Beyond mustard, the only topping I usually seek out is sauerkraut, and finding the right kind of kraut can be a culinary odyssey in itself. First of all, the "major" canned/jarred brands such as Hunt's or Libby's simply won't do. They are not nearly pungent enough. I remember using Frank's brand with some success, and now Gundelsheim is my kraut of choice. And it must be plain kraut; Bavarian style, which is peppered with caraway seeds, is simply unacceptable.

Hideous aberrations exist in the hot dog world, which is not surprising given that most of us don't think too deeply about just how a hot dog is made, with good reason. Nevertheless, Frank-n-stuff hot dogs were a favored treat of mine when I was around 10 or so years old. The central core of the hot dog was hollowed out and replaced with "chili" or "cheese".

Spaghetti-Os with franks was a somewhat puzzling addition to the Chef Boyardee line...Spaghetti-Os with meatballs at least tried to sell the illusion of spaghetti and meatballs. Who eats spaghetti with cut up hot dogs? Maybe they were trying to "ineternationalize" the hum-drum meal of beans and weiners, but in the end the Spaghetti-Os with Franks was simply disgusting (and given that we're talking about Spaghetti-Os, that's saying something).

My college fraternity had their own kitchen and meal plan, and one of the regular freezer items was something called a Bagel Wurst. This was some sort of smoked hot dog or sausage, infused with "cheese," and then cocooned inside a soft and seemingly rye-like dough...presumably this was the "bagel" portion of the sobriquet. I usually ate it hung over, and in silence, serving a Sunday penance drenched in mustard.

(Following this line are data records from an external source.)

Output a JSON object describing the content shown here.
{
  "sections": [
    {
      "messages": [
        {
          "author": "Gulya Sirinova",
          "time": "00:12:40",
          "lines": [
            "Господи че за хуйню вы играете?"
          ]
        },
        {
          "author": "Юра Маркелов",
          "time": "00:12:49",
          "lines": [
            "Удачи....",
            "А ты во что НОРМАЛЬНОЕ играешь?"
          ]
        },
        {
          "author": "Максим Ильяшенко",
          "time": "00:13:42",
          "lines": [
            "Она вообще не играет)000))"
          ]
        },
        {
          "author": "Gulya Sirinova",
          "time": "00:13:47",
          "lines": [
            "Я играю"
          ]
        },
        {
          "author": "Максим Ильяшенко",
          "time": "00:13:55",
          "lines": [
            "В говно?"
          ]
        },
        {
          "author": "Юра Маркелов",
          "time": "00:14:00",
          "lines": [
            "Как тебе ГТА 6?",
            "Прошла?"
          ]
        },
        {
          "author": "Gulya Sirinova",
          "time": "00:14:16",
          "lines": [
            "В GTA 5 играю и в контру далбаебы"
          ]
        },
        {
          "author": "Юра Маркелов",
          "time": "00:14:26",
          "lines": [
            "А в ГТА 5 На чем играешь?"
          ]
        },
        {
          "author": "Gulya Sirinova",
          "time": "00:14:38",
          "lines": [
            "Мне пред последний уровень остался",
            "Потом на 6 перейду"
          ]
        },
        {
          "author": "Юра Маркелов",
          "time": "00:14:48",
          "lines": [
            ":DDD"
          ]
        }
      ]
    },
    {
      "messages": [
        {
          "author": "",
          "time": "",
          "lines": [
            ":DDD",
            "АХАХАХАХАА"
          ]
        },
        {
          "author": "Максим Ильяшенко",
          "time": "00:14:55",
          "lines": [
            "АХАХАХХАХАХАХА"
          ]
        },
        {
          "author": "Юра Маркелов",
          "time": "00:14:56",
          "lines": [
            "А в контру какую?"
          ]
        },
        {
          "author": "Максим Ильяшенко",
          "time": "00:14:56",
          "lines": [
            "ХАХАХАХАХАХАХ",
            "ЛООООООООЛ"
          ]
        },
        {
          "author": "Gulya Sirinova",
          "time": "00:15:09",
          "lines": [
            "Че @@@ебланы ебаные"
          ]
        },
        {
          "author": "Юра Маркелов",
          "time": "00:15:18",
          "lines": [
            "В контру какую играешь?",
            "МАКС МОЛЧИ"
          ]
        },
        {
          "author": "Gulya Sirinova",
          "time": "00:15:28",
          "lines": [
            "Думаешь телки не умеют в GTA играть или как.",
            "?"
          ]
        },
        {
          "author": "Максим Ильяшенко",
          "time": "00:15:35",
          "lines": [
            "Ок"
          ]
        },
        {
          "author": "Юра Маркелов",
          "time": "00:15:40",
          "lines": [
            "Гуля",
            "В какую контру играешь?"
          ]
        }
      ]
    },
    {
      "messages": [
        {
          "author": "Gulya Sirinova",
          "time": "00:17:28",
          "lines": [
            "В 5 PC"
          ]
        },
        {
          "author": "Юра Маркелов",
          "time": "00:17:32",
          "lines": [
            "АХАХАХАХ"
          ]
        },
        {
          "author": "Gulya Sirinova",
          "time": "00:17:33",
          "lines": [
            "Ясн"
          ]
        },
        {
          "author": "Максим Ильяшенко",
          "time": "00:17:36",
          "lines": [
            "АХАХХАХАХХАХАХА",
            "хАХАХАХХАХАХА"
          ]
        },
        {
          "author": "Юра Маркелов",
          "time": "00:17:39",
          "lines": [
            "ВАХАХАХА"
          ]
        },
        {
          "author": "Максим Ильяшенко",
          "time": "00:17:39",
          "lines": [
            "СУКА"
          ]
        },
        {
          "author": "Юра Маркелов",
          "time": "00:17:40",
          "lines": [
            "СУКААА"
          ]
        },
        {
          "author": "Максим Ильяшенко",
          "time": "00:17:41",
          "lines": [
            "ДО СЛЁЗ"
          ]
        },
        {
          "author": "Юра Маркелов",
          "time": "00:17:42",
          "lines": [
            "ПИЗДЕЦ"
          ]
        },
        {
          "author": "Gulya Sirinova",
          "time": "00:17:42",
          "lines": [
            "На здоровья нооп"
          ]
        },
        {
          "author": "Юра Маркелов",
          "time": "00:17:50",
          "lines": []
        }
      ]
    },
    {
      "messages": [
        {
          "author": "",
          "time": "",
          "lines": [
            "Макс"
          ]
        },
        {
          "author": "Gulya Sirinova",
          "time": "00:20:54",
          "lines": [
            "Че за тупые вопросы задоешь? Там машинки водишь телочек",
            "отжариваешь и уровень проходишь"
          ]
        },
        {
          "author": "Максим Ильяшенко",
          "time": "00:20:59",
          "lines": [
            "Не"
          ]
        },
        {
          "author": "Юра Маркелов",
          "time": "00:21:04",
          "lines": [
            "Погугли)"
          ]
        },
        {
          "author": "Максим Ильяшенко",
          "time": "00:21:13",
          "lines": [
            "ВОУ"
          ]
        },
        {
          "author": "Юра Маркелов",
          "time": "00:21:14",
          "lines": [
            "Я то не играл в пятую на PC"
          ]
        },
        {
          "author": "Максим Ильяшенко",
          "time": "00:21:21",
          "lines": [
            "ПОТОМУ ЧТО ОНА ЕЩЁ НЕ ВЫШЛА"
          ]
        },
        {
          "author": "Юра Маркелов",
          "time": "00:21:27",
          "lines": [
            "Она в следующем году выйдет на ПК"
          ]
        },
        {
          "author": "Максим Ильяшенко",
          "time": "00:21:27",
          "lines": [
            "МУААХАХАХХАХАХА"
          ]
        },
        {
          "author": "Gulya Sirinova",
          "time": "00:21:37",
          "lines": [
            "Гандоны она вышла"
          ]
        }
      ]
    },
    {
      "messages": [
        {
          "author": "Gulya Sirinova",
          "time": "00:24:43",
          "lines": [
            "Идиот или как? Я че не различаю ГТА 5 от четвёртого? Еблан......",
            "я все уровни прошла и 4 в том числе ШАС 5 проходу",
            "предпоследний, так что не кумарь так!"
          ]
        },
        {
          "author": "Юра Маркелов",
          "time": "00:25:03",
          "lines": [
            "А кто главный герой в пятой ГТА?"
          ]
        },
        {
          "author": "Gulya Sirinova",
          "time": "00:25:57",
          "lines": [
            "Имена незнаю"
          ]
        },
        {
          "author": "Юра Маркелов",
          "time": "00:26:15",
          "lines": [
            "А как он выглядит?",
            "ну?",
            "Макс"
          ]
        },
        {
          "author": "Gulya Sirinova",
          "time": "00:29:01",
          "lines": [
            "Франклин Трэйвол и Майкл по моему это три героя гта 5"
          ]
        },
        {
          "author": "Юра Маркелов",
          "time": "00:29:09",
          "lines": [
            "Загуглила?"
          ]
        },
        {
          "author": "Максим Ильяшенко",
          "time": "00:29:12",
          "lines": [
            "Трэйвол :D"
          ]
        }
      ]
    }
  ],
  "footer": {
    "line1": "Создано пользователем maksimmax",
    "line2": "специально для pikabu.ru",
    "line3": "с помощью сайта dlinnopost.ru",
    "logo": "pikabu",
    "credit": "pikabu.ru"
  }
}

Nothing, however, compares to the wonderment of a grilled hot dog. I could eat these plain, with no topping, on the bun. And I could eat ten of them. Preparation is probably the most important part of what makes or breaks a hot dog. "Lips and assholes" is how a friend of mine referred to hot dogs, rightly noting that the dog's constituent materials were really not choice cuts.

Symmetry is also important--I can't eat a hot dog whose ends overlap the bun, it's probably Freudian and I simply can't. Appearance goes a long way as well. Frankfurters tend to be "tied off" at the ends, what one friend calls "balloon knots." This makes the prospect of eating it impossible. Hot dogs must have innies, not outies.

Perhaps nothing has made the hot dog as famous as the hot dog eating contests on Coney Island, sponsored by Nathan's Famous. Held every July 4, this tradition is approaching its centennial. A more American contest--one of unrepentant (indeed, celebratory) gluttony--I cannot conceive. Somehow, America's fattest champions of competetive eating are not lately up to the challenge, however.

Normal-proportioned Japanese citizens have been taking the top prize in recent years, their lack of chins and jowls marking a somewhat puzzling and incongruous can they out-eat the morbidly fat Americans? They can see their feet and walk without panting!

Summer approaches, and so too the Nathan's Famous hot dog eating contest. Perhaps out there is a true American hero, a real red-blooded son or daughter of liberty, who is up to the challenge and is brave enough to claim the hot dog eating honor for 2009. Pick up some clothes with elastic waistbands, and get training. FOR FREEDOM!!